Three Indicted in Florida for Using Stolen IDs to File Tax Returns Claiming More Than $6.8 Million in Fraudulent Refunds
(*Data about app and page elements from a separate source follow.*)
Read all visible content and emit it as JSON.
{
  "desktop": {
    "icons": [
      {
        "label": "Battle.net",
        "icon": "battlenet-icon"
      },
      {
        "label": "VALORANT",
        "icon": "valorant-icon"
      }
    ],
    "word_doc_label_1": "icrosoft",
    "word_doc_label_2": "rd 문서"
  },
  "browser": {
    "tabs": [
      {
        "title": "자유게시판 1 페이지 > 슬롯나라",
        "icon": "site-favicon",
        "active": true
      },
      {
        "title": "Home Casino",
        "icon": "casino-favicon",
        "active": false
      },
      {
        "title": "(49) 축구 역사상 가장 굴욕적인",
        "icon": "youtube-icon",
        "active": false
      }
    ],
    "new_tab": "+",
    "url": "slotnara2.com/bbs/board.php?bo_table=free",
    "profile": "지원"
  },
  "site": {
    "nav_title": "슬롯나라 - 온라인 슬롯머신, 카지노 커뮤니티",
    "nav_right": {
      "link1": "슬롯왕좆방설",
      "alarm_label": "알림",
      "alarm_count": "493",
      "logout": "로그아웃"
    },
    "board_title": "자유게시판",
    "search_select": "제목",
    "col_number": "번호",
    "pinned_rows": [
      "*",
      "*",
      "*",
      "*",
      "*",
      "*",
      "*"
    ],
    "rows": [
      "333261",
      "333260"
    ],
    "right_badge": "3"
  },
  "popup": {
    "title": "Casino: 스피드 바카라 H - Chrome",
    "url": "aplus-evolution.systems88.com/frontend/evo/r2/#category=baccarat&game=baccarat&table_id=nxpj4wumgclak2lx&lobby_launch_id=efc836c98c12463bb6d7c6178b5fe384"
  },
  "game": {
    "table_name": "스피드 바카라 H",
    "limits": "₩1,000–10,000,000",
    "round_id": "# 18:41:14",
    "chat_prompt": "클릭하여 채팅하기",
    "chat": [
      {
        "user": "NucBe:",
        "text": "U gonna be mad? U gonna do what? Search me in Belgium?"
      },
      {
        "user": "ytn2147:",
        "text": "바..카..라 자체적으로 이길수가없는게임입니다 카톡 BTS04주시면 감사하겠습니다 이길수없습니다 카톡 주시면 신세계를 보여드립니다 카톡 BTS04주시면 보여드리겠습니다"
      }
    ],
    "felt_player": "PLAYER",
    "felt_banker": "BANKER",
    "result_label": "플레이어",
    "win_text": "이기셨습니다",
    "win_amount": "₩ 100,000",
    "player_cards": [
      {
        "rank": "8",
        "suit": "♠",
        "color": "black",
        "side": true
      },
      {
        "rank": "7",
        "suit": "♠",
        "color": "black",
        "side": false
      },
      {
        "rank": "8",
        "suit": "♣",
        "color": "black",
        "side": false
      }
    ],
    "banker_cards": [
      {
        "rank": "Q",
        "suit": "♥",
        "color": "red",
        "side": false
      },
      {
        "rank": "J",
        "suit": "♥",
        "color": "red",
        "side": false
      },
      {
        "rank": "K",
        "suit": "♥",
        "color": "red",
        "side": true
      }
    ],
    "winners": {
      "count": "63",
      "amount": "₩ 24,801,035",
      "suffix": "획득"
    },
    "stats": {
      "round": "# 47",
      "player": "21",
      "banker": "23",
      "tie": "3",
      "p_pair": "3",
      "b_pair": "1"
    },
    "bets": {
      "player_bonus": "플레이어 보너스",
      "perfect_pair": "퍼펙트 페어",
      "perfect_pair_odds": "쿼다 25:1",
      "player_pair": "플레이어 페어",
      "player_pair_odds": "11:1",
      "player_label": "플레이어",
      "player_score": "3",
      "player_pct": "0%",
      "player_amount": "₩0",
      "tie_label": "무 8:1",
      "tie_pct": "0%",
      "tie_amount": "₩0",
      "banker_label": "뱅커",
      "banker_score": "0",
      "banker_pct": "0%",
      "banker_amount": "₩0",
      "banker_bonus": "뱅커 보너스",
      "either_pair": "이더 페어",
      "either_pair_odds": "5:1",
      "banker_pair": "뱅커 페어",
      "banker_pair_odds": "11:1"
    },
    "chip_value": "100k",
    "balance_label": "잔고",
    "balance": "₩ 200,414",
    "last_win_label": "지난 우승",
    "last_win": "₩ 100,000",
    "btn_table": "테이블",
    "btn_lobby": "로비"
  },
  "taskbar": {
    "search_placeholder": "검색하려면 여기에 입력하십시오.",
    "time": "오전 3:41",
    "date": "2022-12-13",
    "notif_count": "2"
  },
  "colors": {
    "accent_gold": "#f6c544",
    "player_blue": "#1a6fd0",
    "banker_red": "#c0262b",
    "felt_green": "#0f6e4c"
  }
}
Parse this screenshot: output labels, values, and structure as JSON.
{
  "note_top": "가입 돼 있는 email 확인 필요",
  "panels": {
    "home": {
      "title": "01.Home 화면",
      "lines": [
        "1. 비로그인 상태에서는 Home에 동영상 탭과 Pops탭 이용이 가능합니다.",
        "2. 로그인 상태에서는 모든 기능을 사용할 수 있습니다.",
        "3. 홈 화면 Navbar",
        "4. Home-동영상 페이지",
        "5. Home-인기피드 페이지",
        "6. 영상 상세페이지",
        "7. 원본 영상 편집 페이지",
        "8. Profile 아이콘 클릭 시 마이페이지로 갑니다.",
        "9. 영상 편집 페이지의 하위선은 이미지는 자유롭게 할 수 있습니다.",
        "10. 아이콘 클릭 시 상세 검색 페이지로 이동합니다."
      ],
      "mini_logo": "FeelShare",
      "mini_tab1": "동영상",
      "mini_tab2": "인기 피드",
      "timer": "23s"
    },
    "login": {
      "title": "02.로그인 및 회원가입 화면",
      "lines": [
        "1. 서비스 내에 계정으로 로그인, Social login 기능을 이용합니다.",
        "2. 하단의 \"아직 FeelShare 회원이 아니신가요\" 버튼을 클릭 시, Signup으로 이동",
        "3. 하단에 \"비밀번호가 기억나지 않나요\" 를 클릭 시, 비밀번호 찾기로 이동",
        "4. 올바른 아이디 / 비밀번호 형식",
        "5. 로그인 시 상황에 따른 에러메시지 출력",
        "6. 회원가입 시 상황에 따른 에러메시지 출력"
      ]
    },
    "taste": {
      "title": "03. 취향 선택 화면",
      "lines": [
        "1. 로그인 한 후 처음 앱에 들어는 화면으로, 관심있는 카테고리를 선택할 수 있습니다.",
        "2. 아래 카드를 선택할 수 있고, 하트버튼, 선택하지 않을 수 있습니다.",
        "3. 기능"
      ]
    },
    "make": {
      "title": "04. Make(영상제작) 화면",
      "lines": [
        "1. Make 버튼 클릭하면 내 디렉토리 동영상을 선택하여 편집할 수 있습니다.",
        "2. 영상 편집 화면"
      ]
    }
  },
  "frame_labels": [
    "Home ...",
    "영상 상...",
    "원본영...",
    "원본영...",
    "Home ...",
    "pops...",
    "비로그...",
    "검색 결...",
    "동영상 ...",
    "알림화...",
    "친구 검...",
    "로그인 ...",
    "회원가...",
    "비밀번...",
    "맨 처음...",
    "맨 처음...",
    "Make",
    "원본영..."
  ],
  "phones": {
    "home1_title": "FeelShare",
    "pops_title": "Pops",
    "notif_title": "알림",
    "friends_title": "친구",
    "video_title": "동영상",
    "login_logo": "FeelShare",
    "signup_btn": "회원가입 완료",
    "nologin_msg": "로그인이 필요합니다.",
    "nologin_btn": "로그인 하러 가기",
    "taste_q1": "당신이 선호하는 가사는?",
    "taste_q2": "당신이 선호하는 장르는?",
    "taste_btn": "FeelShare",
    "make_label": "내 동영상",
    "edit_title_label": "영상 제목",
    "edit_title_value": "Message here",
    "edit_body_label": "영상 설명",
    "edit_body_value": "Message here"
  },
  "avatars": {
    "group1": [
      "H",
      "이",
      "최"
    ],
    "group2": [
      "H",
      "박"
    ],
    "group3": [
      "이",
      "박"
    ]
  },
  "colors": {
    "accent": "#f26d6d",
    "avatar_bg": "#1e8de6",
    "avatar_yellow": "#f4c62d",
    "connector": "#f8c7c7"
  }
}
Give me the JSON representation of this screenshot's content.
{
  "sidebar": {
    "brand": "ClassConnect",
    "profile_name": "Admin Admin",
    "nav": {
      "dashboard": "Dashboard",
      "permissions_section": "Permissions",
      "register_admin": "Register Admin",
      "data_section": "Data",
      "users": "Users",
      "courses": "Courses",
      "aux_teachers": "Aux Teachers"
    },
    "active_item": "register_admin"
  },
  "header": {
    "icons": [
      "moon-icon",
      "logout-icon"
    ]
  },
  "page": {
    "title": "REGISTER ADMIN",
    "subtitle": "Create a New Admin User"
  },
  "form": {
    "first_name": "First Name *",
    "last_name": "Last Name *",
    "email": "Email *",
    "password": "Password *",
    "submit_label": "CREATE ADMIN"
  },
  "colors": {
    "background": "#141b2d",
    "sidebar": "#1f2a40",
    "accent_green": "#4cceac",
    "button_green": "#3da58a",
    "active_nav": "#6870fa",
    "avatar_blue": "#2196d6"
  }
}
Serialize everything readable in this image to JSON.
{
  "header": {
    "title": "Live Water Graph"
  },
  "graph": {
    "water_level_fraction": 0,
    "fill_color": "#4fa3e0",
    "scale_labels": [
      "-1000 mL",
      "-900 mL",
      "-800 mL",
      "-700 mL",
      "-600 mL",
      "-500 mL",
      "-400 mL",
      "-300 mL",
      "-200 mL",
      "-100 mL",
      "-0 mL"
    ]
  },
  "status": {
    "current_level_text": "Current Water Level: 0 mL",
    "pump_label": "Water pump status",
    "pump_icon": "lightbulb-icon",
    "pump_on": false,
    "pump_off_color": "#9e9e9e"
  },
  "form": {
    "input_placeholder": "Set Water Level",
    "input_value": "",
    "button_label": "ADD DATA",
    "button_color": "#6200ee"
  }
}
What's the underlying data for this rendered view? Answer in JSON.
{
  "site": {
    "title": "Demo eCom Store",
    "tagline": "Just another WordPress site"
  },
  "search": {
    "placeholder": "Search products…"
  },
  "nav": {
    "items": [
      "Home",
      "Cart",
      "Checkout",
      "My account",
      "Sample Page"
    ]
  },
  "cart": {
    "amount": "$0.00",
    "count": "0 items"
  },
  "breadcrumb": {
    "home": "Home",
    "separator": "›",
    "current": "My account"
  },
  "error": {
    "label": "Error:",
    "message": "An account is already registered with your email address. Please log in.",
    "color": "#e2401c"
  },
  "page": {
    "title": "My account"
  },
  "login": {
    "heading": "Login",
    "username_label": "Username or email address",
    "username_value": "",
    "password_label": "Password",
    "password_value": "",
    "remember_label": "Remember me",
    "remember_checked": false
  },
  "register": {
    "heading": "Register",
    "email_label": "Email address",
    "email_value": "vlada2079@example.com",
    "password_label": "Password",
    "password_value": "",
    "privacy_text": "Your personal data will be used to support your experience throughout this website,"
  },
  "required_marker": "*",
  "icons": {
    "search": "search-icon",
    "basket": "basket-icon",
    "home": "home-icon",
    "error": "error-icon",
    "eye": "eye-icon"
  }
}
A federal grand jury returned an indictment on Feb. 9, which was unsealed today, charging three men in Florida, with conspiracy, wire fraud and aggravated identity theft, announced Acting Deputy Assistant Attorney General Stuart M. Goldberg of the Justice Department’s Tax Division and Acting U.S. Attorney Benjamin G. Greenberg for the Southern District of Florida.

 

According to the indictment, from approximately 2008 through January 2015, in Broward and Miami-Dade counties, Florida, Israel Tassy, Evens Julien, and Jean Leroy Destine, used stolen IDs, including the personal identifying information of deceased individuals, to file over 2,000 tax returns with the Internal Revenue Service (IRS) claiming more than $6.8 million in fraudulent refunds. The indictment alleges that Tassy, Julien and Destine recruited and paid others to obtain Electronic Filing Identification Numbers (EFINs) from the IRS, in their names and the names of businesses, and used these EFINs to file the fraudulent returns. The indictment also charges that in approximately February 2011, Julien registered A Tax Financial Services Inc., as a for-profit corporation with the state of Florida, and used it to file fraudulent returns as well.

 

Julien and Destine were arrested earlier today and Tassy is still being sought.

 

An indictment is not a finding of guilt. It merely alleges that crimes have been committed. A defendant is presumed innocent until proven guilty beyond a reasonable doubt.

 

If convicted, Tassy, Julien and Destine face a statutory maximum sentence of five years in prison on the conspiracy charge, a maximum sentence of 20 years in prison for each count of wire fraud and a mandatory sentence of two years in prison for each count of aggravated identity theft. In addition, all three defendants face a term of supervised release, restitution and monetary penalties.

 

Acting Deputy Assistant Attorney General Goldberg and Acting U.S. Attorney Greenberg thanked special agents of the IRS-Criminal Investigation, who conducted the investigation, and Assistant U.S. Attorney Neil Karadbil and Assistant Chief Greg Tortella of the Tax Division, who are prosecuting the case.

 

Additional information about the Tax Division and its enforcement efforts may be found on the division’s website.

 

17-418
Topic: 
Tax
Updated April 18, 2017